Last night (15 March), the Prime Minister chaired the Criminal Justice Taskforce setting out the immediate steps the Government are taking to provide further reassurance for women and girls – taking action to ensure they feel safe on our streets.
Alongside bringing in landmark legislation to toughen up sentences and putting more police on the streets, the Government are taking immediate steps to ensure women have the protections they need to feel safe again. These new measures include doubling the investment in our Safer Streets fund to £45m in order to provide better lighting and the greater use of CCTV in parks – protecting women and making sure they feel safe walking through our towns and cities.
The Government are also committed to work with police forces and Police and Crime Commissioners to ensure these target areas of potential concern for women and girls and are now more focussed on preventing sexual violence. This could include targeting parks and alleyways, and routes from bars, restaurants and nightclubs as we see a return to the night-time economy, in line with the lifting of coronavirus restrictions.
To further support this, and help women feel safer in the night-time economy as we build back from the pandemic, the Government will also roll-out pilots of ‘Project Vigilant’ across the country. This is an internationally award winning-approach taken by Thames Valley Police where both uniformed and plain clothes officers identify predatory and suspicious offenders in the night time economy. This can involve officers attending areas around clubs and bars undercover to better ensure women are safe in these locations, and increased patrols as people leave at closing time.
Safeguarding Minister Victoria Atkins will continue to lead on this work, alongside the Home Secretary and Women and Equalities Minister Liz Truss. The Policing Minister Kit Malthouse will also hold a summit in the coming weeks with police and industry representatives from the night-time economy on preparations to protect women as pandemic restrictions lift.

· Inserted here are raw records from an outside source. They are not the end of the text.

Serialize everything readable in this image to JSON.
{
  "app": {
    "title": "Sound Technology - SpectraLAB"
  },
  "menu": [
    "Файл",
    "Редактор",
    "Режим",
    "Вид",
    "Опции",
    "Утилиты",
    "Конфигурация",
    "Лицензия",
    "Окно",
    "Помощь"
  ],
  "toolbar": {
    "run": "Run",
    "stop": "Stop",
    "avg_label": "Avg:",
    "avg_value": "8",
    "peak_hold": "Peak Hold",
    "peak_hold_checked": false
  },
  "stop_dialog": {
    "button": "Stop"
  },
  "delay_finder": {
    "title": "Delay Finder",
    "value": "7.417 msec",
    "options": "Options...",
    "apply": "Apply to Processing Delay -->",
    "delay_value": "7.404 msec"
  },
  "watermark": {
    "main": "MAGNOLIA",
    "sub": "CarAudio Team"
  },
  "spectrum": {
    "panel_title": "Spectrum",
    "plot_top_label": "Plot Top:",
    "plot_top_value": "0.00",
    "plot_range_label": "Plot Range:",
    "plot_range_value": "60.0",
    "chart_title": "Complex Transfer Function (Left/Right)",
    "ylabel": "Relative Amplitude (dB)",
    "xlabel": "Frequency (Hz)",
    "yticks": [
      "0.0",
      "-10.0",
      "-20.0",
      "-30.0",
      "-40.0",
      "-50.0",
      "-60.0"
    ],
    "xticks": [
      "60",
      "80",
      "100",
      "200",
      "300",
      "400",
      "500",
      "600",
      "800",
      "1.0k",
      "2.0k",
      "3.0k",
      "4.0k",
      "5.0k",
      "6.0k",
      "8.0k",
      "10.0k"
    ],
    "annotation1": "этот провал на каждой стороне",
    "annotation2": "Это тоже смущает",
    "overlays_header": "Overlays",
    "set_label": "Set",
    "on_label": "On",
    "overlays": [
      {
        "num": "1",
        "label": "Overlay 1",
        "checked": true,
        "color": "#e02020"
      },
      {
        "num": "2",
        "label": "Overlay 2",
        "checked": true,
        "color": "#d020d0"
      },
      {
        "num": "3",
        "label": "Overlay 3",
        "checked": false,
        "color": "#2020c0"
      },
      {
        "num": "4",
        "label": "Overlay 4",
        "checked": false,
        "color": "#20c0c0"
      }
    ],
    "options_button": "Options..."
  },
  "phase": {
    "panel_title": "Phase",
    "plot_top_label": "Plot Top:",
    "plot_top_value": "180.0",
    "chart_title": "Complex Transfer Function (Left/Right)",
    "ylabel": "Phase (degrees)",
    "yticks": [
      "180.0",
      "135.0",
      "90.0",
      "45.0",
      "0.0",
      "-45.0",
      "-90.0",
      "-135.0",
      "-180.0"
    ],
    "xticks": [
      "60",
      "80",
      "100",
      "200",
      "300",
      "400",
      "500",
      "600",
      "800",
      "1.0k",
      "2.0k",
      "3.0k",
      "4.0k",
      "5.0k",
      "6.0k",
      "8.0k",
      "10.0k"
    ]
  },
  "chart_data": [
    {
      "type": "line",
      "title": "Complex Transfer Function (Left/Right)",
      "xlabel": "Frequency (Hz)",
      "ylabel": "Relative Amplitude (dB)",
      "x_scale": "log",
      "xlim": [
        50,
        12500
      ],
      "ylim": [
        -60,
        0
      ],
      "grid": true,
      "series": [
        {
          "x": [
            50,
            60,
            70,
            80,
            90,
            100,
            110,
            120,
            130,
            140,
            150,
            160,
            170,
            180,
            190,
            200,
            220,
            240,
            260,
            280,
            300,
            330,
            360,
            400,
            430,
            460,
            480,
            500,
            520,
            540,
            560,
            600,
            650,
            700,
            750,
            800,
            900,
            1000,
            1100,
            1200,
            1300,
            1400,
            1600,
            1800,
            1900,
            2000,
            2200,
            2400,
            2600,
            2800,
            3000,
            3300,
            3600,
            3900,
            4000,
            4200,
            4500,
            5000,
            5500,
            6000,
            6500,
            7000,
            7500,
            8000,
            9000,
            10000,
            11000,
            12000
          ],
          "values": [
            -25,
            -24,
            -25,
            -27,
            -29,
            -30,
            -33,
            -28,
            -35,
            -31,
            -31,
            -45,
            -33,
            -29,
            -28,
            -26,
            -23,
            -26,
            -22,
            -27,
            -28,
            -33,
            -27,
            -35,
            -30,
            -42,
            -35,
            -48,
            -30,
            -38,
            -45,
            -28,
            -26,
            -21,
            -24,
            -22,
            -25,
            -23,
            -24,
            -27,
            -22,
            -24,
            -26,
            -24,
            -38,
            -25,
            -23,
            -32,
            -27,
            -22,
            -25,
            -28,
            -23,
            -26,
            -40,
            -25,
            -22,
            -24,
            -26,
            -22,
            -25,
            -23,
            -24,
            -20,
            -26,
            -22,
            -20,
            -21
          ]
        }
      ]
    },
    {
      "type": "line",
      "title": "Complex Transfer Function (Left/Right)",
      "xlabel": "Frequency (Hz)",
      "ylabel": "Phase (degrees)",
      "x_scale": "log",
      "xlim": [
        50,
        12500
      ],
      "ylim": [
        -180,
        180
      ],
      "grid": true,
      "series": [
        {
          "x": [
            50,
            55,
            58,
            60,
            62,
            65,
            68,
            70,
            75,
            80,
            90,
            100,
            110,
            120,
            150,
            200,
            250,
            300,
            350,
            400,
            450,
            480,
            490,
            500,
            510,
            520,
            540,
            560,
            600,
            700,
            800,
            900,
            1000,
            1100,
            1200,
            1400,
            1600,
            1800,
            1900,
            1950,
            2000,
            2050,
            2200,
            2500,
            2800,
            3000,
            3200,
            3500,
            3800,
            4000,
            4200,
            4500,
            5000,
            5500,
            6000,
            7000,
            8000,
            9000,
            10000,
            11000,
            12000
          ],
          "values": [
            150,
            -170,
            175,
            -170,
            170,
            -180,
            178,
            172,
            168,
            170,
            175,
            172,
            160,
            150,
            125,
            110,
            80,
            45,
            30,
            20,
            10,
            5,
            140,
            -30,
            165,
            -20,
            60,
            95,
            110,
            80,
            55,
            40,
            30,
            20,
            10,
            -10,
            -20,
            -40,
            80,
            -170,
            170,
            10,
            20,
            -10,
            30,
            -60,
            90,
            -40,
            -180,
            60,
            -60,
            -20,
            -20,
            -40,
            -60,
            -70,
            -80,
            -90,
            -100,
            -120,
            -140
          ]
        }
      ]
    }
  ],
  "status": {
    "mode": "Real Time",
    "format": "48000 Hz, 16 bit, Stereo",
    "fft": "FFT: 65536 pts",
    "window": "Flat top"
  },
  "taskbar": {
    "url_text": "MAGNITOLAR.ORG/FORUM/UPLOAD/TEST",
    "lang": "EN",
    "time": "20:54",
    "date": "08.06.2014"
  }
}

Further steps agreed in the meeting include plans to consult on the Government’s intended Victims Law this Summer and £11million in funding to provide for more Independent Sexual Violence Advisors (ISVAs) to support victims through the criminal justice process.